In response to the magnitude of workplace dangers and health threats, in 1970 the Centers for Disease Prevention and Control (CDC) spun off NIOSH: the National Institute for Occupational Safety and Health. NIOSH conducts research and recommends ways to prevent work-related injuries and illness. Wearable tech focused on reducing workplace injuries range from Snickers Workwear that senses temperature, noise level, and knee impact on the job to the Spire wearable that tracks worker stress levels to head off injury before it occurs.
At CES 2017 DAQRI introduced the Smart Helmet, an augmented reality (AR) wearable designed to improve workplace efficiency, productivity, and safety. DAQRI reduced the form factor, and now the company’s Smart Glasses serve the same functions as the helmet. With DAQRI Smart Glasses, AR can highlight dangerous areas or machinery and can signal threatening conditions. For example, it can warn a worker about a slippery floor, dangerous temperatures, or a hot electrical circuit. By accessing reference, instructional, or procedural material via the glasses, workers can keep their hands free to perform tasks in the right order to complete a given job correctly and safely.

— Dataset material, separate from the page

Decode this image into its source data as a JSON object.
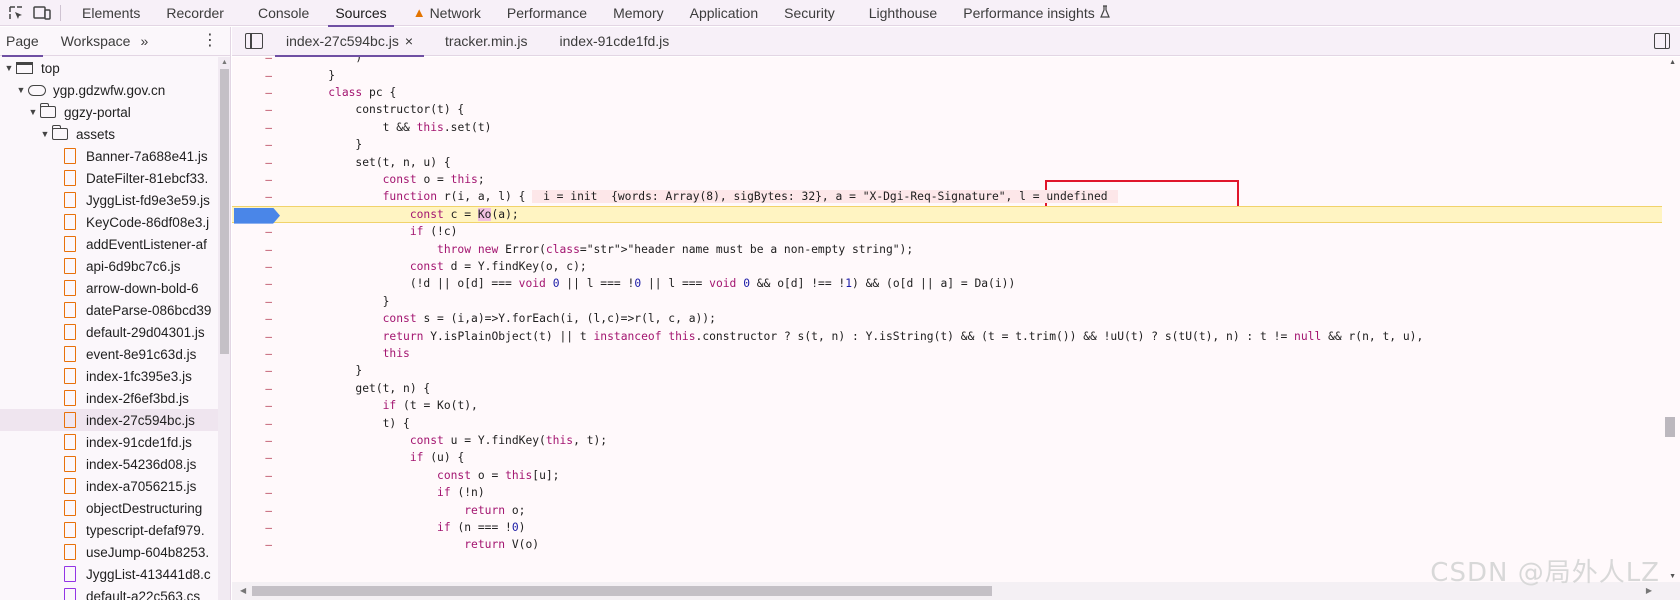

Integrated sensors can also monitor and report workers’ vital signs to central monitoring stations where supervising employees can respond to alerts or indicators that show when a field worker is too tired, stressed, or distracted to continue safely. Integrated two-way communications not only enable a worker to ask for information, but also give supervisors the capability to send workers advice, suggestions, or orders.
Sensors, wireless connectivity, and augmented reality working in concert have great potential for improved productivity and well as increased workplace safety.